> **Task item**
Return each line of the listing that follows in which the string "left" can be found.

> **Source records**
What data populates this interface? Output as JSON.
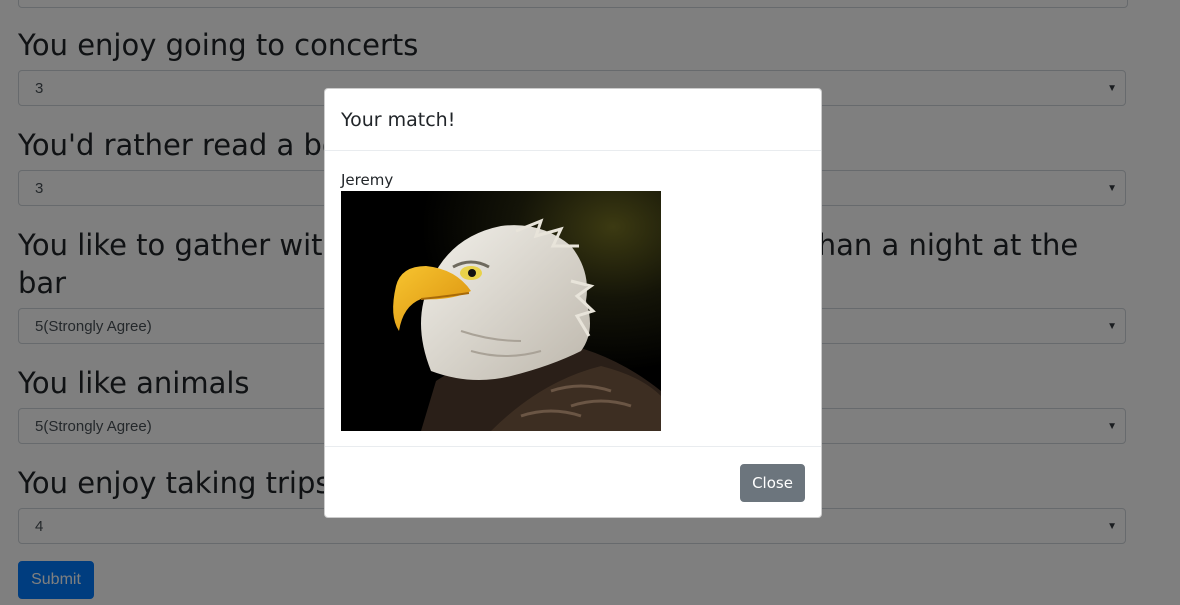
{
  "questions": [
    {
      "label": "You enjoy going to concerts",
      "value": "3"
    },
    {
      "label": "You'd rather read a book than watch a movie",
      "value": "3"
    },
    {
      "label": "You like to gather with friends for board games rather than a night at the bar",
      "value": "5(Strongly Agree)"
    },
    {
      "label": "You like animals",
      "value": "5(Strongly Agree)"
    },
    {
      "label": "You enjoy taking trips",
      "value": "4"
    }
  ],
  "submit_label": "Submit",
  "modal": {
    "title": "Your match!",
    "match_name": "Jeremy",
    "photo_subject": "bald-eagle-portrait",
    "close_label": "Close"
  },
  "colors": {
    "primary": "#007bff",
    "secondary": "#6c757d",
    "backdrop": "rgba(0,0,0,0.5)"
  }
}
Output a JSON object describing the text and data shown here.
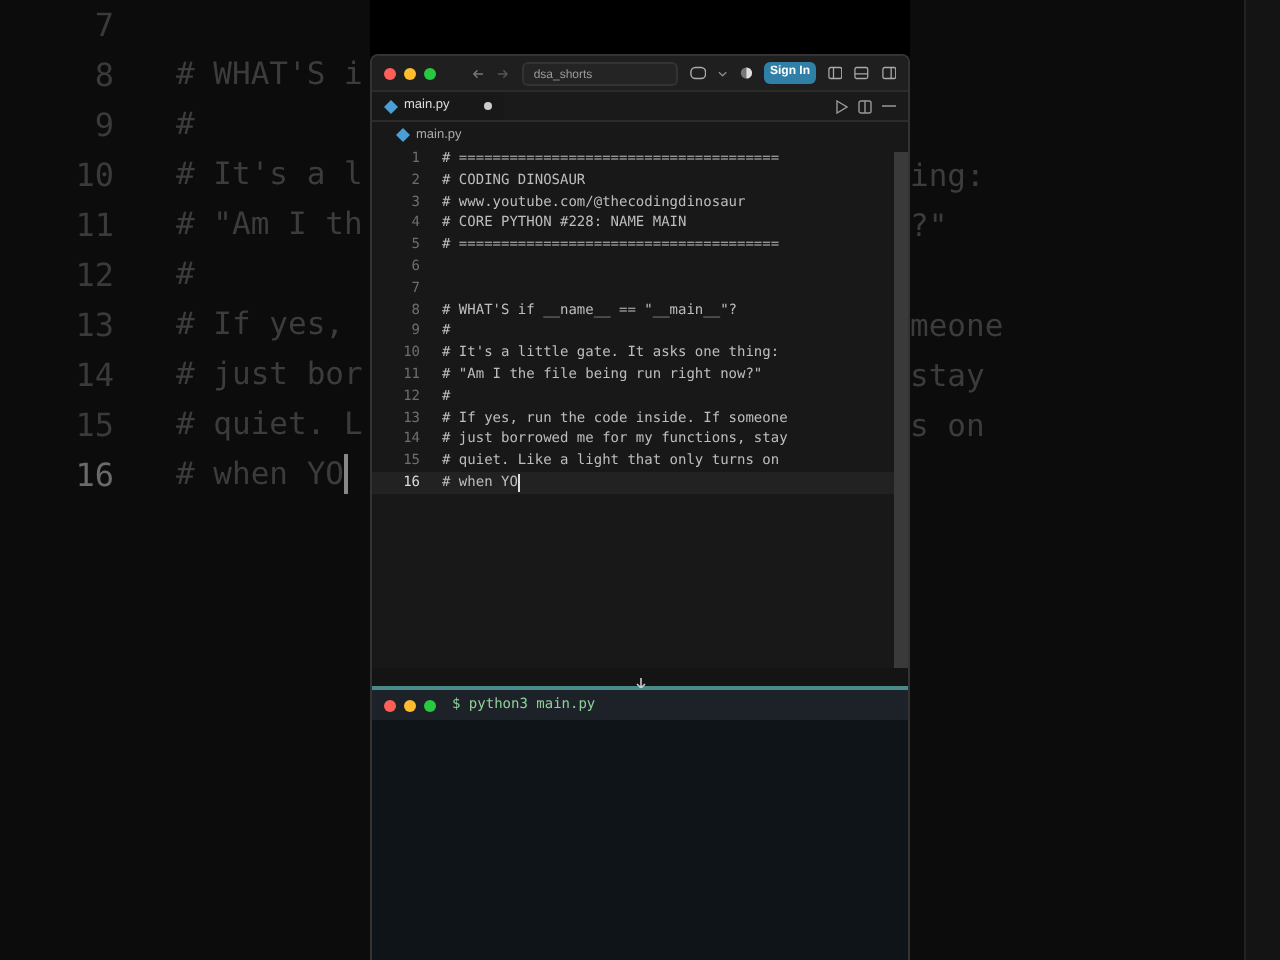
{
  "background_editor": {
    "lines": [
      {
        "number": "7",
        "current": false
      },
      {
        "number": "8",
        "left": "# WHAT'S i",
        "current": false
      },
      {
        "number": "9",
        "left": "#",
        "current": false
      },
      {
        "number": "10",
        "left": "# It's a l",
        "right": "ing:",
        "current": false
      },
      {
        "number": "11",
        "left": "# \"Am I th",
        "right": "?\"",
        "current": false
      },
      {
        "number": "12",
        "left": "#",
        "current": false
      },
      {
        "number": "13",
        "left": "# If yes,",
        "right": "meone",
        "current": false
      },
      {
        "number": "14",
        "left": "# just bor",
        "right": "stay",
        "current": false
      },
      {
        "number": "15",
        "left": "# quiet. L",
        "right": "s on",
        "current": false
      },
      {
        "number": "16",
        "left": "# when YO",
        "current": true
      }
    ]
  },
  "window": {
    "title_bar": {
      "search": "dsa_shorts",
      "sign_in": "Sign In"
    },
    "tabs": [
      {
        "label": "main.py",
        "modified": true,
        "selected": true
      }
    ],
    "breadcrumb": "main.py",
    "code_lines": [
      {
        "number": "1",
        "text": "# ======================================",
        "current": false
      },
      {
        "number": "2",
        "text": "# CODING DINOSAUR",
        "current": false
      },
      {
        "number": "3",
        "text": "# www.youtube.com/@thecodingdinosaur",
        "current": false
      },
      {
        "number": "4",
        "text": "# CORE PYTHON #228: NAME MAIN",
        "current": false
      },
      {
        "number": "5",
        "text": "# ======================================",
        "current": false
      },
      {
        "number": "6",
        "current": false
      },
      {
        "number": "7",
        "current": false
      },
      {
        "number": "8",
        "text": "# WHAT'S if __name__ == \"__main__\"?",
        "current": false
      },
      {
        "number": "9",
        "text": "#",
        "current": false
      },
      {
        "number": "10",
        "text": "# It's a little gate. It asks one thing:",
        "current": false
      },
      {
        "number": "11",
        "text": "# \"Am I the file being run right now?\"",
        "current": false
      },
      {
        "number": "12",
        "text": "#",
        "current": false
      },
      {
        "number": "13",
        "text": "# If yes, run the code inside. If someone",
        "current": false
      },
      {
        "number": "14",
        "text": "# just borrowed me for my functions, stay",
        "current": false
      },
      {
        "number": "15",
        "text": "# quiet. Like a light that only turns on",
        "current": false
      },
      {
        "number": "16",
        "text": "# when YO",
        "current": true
      }
    ],
    "terminal": {
      "command": "$ python3 main.py"
    }
  }
}
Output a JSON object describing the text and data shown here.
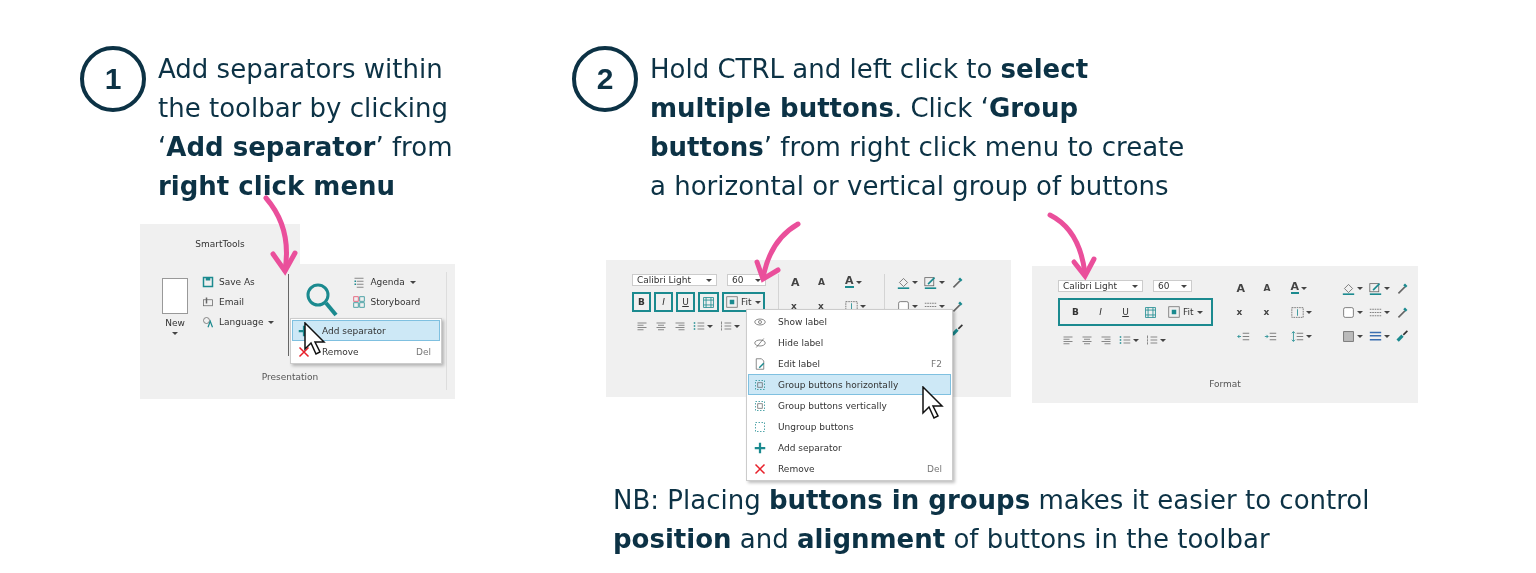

> **Response to the exercise**
        "left": "# WHAT'S i",
        "left": "#",
        "left": "# It's a l",
        "left": "# \"Am I th",
        "left": "#",
        "left": "# If yes,",
        "left": "# just bor",
        "left": "# quiet. L",
        "left": "# when YO",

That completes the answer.